Task: Although the records contain pictures, only their text should be set down, exactly as written.

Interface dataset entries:

Content starts

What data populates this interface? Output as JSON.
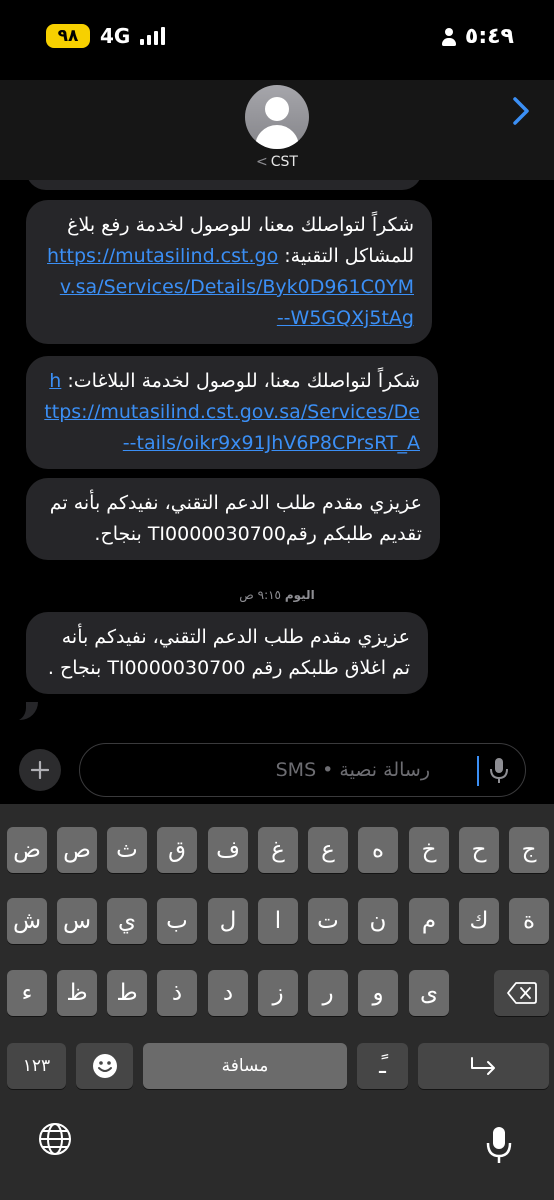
{
  "status_bar": {
    "time": "٥:٤٩",
    "battery": "٩٨",
    "network": "4G"
  },
  "header": {
    "contact_name": "CST",
    "back_glyph": "<"
  },
  "messages": [
    {
      "text": ""
    },
    {
      "text": "شكراً لتواصلك معنا، للوصول لخدمة رفع بلاغ للمشاكل التقنية:",
      "link": "https://mutasilind.cst.gov.sa/Services/Details/Byk0D961C0YMW5GQXj5tAg--"
    },
    {
      "text": "شكراً لتواصلك معنا، للوصول لخدمة البلاغات:",
      "link": "https://mutasilind.cst.gov.sa/Services/Details/oikr9x91JhV6P8CPrsRT_A--"
    },
    {
      "text": "عزيزي مقدم طلب الدعم التقني، نفيدكم بأنه تم تقديم طلبكم رقمTI0000030700 بنجاح."
    },
    {
      "text": "عزيزي مقدم طلب الدعم التقني، نفيدكم بأنه تم اغلاق طلبكم رقم TI0000030700 بنجاح ."
    }
  ],
  "timestamp": {
    "day": "اليوم",
    "time": "٩:١٥ ص"
  },
  "input": {
    "placeholder": "رسالة نصية • SMS"
  },
  "keyboard": {
    "row1": [
      "ج",
      "ح",
      "خ",
      "ه",
      "ع",
      "غ",
      "ف",
      "ق",
      "ث",
      "ص",
      "ض"
    ],
    "row2": [
      "ة",
      "ك",
      "م",
      "ن",
      "ت",
      "ا",
      "ل",
      "ب",
      "ي",
      "س",
      "ش"
    ],
    "row3": [
      "ى",
      "و",
      "ر",
      "ز",
      "د",
      "ذ",
      "ط",
      "ظ",
      "ء"
    ],
    "numbers_key": "١٢٣",
    "space_key": "مسافة",
    "tanween_key": "ًـ"
  },
  "icons": {
    "signal": "signal-bars-icon",
    "person": "person-icon",
    "avatar": "contact-avatar-icon",
    "header_chevron": "chevron-right-icon",
    "plus": "plus-icon",
    "mic": "microphone-icon",
    "delete": "delete-key-icon",
    "emoji": "emoji-icon",
    "return": "return-key-icon",
    "globe": "globe-icon"
  },
  "colors": {
    "link": "#3b8ff5",
    "bubble": "#262629",
    "battery": "#f7d000",
    "key": "#6b6b6b",
    "func_key": "#464646"
  }
}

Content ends

Response area:
What data populates this interface? Output as JSON.
{
  "status_bar": {
    "time": "٥:٤٩",
    "battery": "٩٨",
    "network": "4G"
  },
  "header": {
    "contact_name": "CST",
    "back_glyph": "<"
  },
  "messages": [
    {
      "text": ""
    },
    {
      "text": "شكراً لتواصلك معنا، للوصول لخدمة رفع بلاغ للمشاكل التقنية:",
      "link": "https://mutasilind.cst.gov.sa/Services/Details/Byk0D961C0YMW5GQXj5tAg--"
    },
    {
      "text": "شكراً لتواصلك معنا، للوصول لخدمة البلاغات:",
      "link": "https://mutasilind.cst.gov.sa/Services/Details/oikr9x91JhV6P8CPrsRT_A--"
    },
    {
      "text": "عزيزي مقدم طلب الدعم التقني، نفيدكم بأنه تم تقديم طلبكم رقمTI0000030700 بنجاح."
    },
    {
      "text": "عزيزي مقدم طلب الدعم التقني، نفيدكم بأنه تم اغلاق طلبكم رقم TI0000030700 بنجاح ."
    }
  ],
  "timestamp": {
    "day": "اليوم",
    "time": "٩:١٥ ص"
  },
  "input": {
    "placeholder": "رسالة نصية • SMS"
  },
  "keyboard": {
    "row1": [
      "ج",
      "ح",
      "خ",
      "ه",
      "ع",
      "غ",
      "ف",
      "ق",
      "ث",
      "ص",
      "ض"
    ],
    "row2": [
      "ة",
      "ك",
      "م",
      "ن",
      "ت",
      "ا",
      "ل",
      "ب",
      "ي",
      "س",
      "ش"
    ],
    "row3": [
      "ى",
      "و",
      "ر",
      "ز",
      "د",
      "ذ",
      "ط",
      "ظ",
      "ء"
    ],
    "numbers_key": "١٢٣",
    "space_key": "مسافة",
    "tanween_key": "ًـ"
  },
  "icons": {
    "signal": "signal-bars-icon",
    "person": "person-icon",
    "avatar": "contact-avatar-icon",
    "header_chevron": "chevron-right-icon",
    "plus": "plus-icon",
    "mic": "microphone-icon",
    "delete": "delete-key-icon",
    "emoji": "emoji-icon",
    "return": "return-key-icon",
    "globe": "globe-icon"
  },
  "colors": {
    "link": "#3b8ff5",
    "bubble": "#262629",
    "battery": "#f7d000",
    "key": "#6b6b6b",
    "func_key": "#464646"
  }
}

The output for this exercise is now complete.